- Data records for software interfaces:
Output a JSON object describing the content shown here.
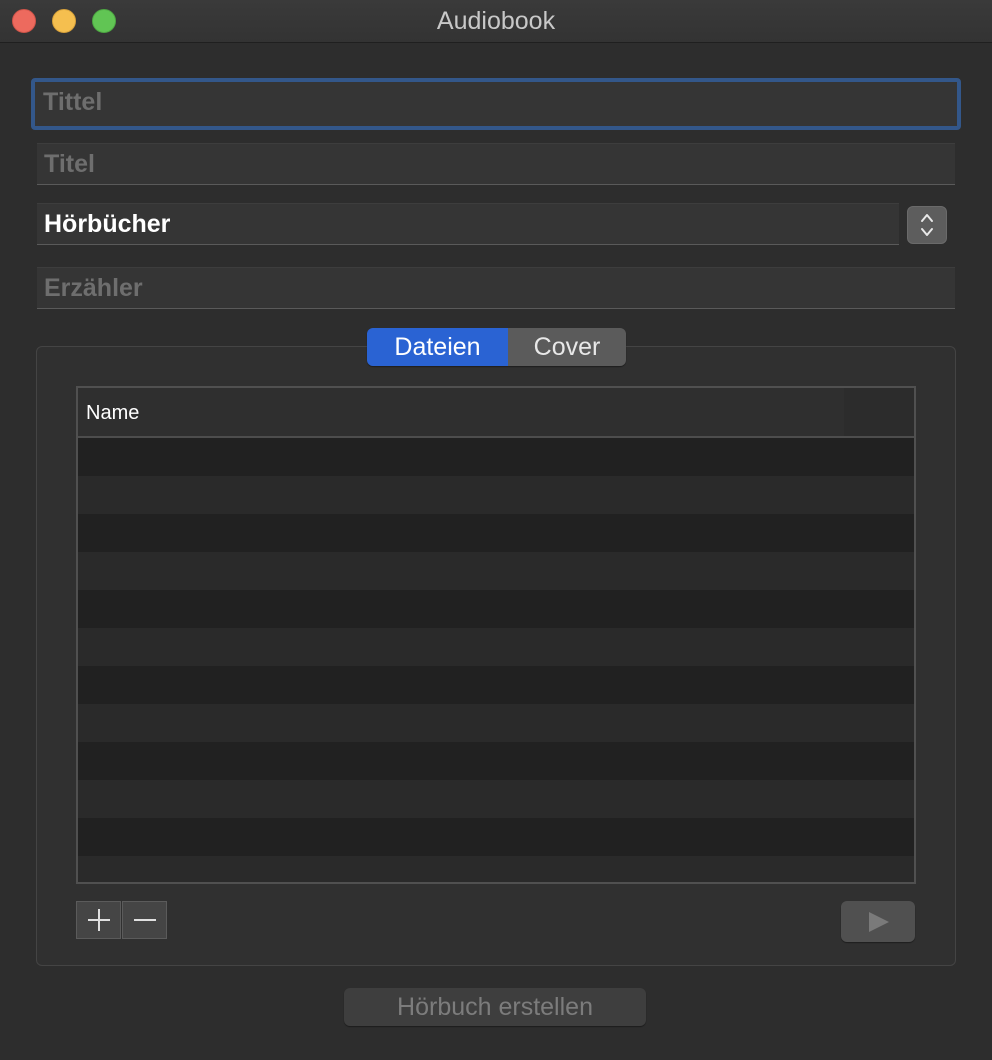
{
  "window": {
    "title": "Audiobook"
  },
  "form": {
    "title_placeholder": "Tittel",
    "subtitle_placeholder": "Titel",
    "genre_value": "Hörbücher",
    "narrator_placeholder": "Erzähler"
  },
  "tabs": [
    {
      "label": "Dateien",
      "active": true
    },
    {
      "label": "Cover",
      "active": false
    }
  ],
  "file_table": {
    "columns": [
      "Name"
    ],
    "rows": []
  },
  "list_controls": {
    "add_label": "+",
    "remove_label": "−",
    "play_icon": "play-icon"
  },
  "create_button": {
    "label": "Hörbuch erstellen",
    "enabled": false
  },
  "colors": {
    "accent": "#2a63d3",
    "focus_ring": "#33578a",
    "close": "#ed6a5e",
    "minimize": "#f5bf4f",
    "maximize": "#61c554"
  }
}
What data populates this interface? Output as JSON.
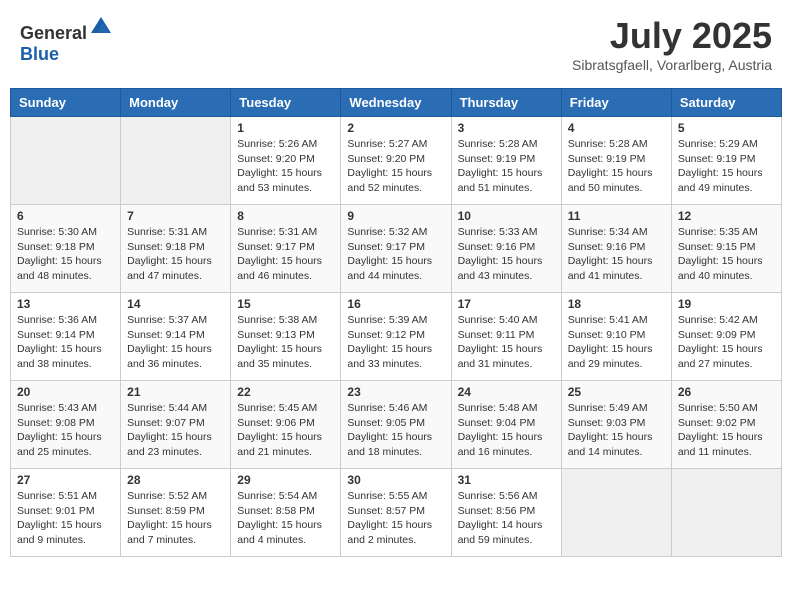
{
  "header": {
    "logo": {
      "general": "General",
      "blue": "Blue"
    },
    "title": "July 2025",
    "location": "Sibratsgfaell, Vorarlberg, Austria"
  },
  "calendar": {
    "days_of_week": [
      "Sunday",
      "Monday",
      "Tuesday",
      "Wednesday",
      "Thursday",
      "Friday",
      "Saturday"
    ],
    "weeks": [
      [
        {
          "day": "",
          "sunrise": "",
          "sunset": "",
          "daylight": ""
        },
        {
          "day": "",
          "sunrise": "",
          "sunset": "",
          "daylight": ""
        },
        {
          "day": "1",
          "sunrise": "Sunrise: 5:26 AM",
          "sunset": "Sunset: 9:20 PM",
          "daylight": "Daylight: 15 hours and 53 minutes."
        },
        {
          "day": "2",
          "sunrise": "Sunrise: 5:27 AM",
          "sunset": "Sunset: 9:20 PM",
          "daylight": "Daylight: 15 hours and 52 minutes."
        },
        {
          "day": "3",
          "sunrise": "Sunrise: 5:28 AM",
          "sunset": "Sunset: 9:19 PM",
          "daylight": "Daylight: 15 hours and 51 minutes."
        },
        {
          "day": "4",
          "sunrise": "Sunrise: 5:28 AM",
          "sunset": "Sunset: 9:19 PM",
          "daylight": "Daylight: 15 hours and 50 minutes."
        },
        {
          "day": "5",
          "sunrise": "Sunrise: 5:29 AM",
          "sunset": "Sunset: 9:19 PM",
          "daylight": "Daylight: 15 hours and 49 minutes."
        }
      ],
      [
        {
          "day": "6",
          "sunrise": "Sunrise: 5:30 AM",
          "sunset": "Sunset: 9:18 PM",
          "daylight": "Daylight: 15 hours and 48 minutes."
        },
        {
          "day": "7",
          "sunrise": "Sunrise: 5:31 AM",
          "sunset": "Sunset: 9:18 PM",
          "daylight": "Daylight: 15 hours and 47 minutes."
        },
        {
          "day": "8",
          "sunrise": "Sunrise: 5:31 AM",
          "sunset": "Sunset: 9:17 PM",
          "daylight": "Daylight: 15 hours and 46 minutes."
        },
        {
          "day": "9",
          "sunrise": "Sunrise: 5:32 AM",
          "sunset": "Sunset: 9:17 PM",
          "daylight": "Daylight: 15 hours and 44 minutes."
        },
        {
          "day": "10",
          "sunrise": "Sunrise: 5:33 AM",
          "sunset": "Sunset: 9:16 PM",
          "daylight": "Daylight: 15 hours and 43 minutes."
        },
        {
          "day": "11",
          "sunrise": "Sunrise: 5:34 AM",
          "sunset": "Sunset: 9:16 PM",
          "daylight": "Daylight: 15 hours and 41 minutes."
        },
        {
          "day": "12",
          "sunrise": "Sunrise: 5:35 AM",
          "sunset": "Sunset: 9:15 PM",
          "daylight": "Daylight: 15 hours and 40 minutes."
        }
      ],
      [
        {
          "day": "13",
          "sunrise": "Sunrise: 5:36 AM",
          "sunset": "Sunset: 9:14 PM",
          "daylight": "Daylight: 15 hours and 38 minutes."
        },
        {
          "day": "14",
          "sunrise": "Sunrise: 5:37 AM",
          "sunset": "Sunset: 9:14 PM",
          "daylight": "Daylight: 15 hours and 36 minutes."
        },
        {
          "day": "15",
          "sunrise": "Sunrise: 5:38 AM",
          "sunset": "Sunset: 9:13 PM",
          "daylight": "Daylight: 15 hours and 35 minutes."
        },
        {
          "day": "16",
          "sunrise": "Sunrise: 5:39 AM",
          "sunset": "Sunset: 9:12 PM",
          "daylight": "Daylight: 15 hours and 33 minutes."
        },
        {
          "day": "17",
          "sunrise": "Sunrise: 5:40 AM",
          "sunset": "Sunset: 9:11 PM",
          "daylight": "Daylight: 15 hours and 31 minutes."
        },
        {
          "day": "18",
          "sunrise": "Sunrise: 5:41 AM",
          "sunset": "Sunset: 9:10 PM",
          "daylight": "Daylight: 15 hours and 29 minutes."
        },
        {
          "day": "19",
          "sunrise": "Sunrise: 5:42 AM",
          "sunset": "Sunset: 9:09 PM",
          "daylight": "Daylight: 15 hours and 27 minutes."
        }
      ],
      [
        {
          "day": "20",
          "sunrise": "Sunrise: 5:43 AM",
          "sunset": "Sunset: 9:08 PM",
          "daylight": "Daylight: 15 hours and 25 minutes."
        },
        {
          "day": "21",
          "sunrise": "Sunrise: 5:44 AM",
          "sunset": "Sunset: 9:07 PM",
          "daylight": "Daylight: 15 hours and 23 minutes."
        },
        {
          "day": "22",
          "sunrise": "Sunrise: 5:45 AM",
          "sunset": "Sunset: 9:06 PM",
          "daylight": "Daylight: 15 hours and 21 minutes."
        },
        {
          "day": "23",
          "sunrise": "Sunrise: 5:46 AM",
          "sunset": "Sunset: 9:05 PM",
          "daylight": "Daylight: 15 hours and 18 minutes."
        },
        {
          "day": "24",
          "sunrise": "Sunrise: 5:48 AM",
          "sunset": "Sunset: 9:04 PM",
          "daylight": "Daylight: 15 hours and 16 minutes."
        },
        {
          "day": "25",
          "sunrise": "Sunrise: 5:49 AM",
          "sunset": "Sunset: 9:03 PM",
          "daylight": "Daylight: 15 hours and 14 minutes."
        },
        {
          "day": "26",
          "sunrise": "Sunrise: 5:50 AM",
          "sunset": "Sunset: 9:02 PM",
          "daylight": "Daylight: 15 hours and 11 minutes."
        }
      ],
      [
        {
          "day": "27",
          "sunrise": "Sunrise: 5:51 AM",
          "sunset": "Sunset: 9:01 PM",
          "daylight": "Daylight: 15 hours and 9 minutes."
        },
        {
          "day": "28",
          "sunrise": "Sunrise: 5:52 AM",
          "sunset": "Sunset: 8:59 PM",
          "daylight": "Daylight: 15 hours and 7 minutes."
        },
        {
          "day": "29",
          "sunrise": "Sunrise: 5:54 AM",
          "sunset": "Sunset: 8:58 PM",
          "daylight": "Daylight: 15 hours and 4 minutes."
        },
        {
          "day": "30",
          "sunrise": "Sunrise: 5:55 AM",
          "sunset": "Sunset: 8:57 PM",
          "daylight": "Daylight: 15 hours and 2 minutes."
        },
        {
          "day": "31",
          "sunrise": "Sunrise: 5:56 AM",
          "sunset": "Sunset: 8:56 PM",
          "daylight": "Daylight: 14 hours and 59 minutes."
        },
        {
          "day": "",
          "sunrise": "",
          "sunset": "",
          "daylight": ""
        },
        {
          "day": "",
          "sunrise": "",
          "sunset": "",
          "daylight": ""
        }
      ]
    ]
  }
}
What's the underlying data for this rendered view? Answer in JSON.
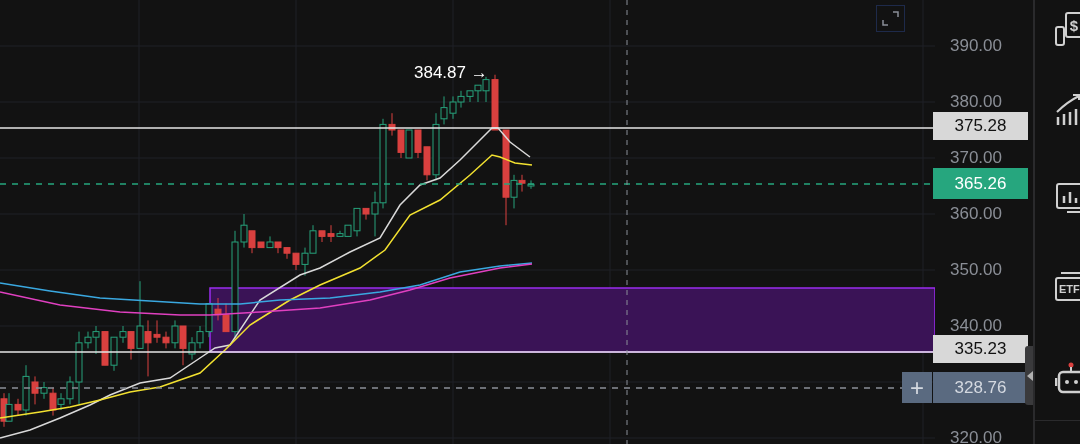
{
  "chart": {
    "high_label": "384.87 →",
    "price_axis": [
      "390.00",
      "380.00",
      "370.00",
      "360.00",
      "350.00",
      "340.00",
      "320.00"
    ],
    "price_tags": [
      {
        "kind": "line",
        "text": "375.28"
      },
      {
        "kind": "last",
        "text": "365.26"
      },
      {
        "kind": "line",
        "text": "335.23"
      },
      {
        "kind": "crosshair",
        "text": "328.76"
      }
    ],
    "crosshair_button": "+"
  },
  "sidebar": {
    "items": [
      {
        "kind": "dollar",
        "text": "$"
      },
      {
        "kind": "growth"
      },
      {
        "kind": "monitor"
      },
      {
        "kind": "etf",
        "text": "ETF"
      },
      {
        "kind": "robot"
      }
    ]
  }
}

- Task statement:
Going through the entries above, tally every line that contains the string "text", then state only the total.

- Task solution:
6